The two quotes at the end of the film suggested two very different approaches to violence and reflected the ideas of some of the characters in the film. Martin Luther King is quoted in support of peace and Malcom X is quoted suggesting that violence can be self-defense and an intelligent answer at times. After the quotes are presented, there is an image of Martin Luther King and Malcom X together, the same one Smiley was trying to sell on the streets.

The contradictory quotes with the visual of the two men pictured together is confusing for a reason. Lee does this to reflect the reality of racial tensions. There is no clear solution. One can not stand by and do nothing but fighting back with violence is also not the answer. These are the two major ideologies presented in the film and ones that it appears the characters try to follow to some degree. The mayor advocates peace and tries to break up violence when it occurs, however it doesn’t change anything. When characters use violence, Radio Raheem ends up dead. The mayor tells Mookie to “do the right thing”, but it seems that no one really knows what the right thing is. Different people have different ideas of what is “right”, therefore no extreme end of the spectrum will ever be the right thing. Each ideology has its own faults. Violence, chaos, and racism seem to prevail regardless of which one is practiced.

This movie really delivered for me on a moral and emotional level, perhaps more so than any film we have watched so far in this class. Throughout the film, I found myself disgusted with racist remarks and slights made by certain characters, but also incredibly disappointed by the turn to violence that many other characters took. Honestly, I never saw a clear solution and that’s such a huge problem that we face today. What can we do? When people are scared of the people that are supposed to protect us and are turning against each other, there is no easy answer. However, we must think about this issue thoughtfully, and this is one of the many important things that Do the Right Thing challenges us to do. 
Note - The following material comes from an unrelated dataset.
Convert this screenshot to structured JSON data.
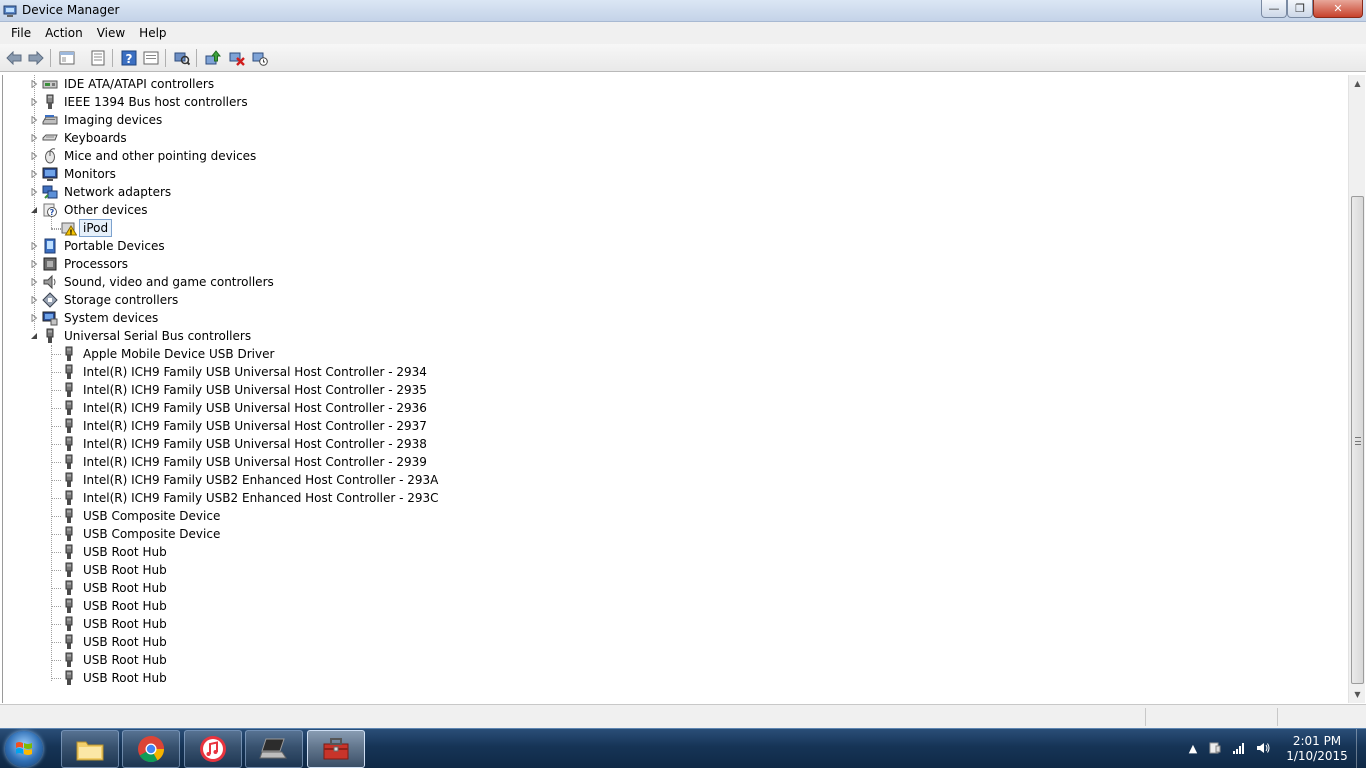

Scorpio Rising: A Prelude to the Music Video

Scorpio Rising is a 1963 experimental film staring Bruce Byron as Scorpio, who appears to be the leader of a Nazi-like biker gang.

One of the things I found noteworthy while watching this film is how it appears to be a prelude to music videos. There are various songs dispersed throughout the film that correspond to the images on the screen. To me, the songs cut up the film and tell separate, yet interconnected stories and touch on different themes, whether it be longing, love, rejection, rebellion, or torture. To the best of my knowledge, music videos weren’t big until the 80s, so to see this style in a film from the 60s was very interesting. It really shows how elements of past film culture can be incorporated into modern day film and art. I have included a clip that shows this below, where some of the “Jesus imagery” begins in the film. You can see that as the song talks about “the way he shuffles his feet” and “how he goes walking by”, we see the biker’s feet moving along with crosscutting to sequences that feature Jesus walking. There are many connections between the words of the  song and the images on screen that give it a music video feel.

Below, I have linked an article from the website “Senses of Cinema”, which touches on the music video aspect of Scorpio Rising and also does a great job of analyzing the film in more depth. I think it’s worth a read as it analyzes the film without being too subjective, allowing the viewer to still draw their own conclusions.

Article 1 “Senses of Cinema”:

I also found another article that I think is really helpful in dissecting the film, linked here:  It features each of the songs used in the film and goes over some common themes of the songs and how they were relevant to the film. The author of the article also points out that all of the songs in the film are love songs. I definitely noticed this about the film, but didn’t realize that EVERY one of the songs was a love song. The use of love songs over imagery of hate, rebellion, and crime is a very ironic parallel and it almost makes the events taking place on screen seem less severe. For example, at one point in the film, there is a lot of Nazi imagery, but playing along with the imagery is a song about love. What do you make of this combination?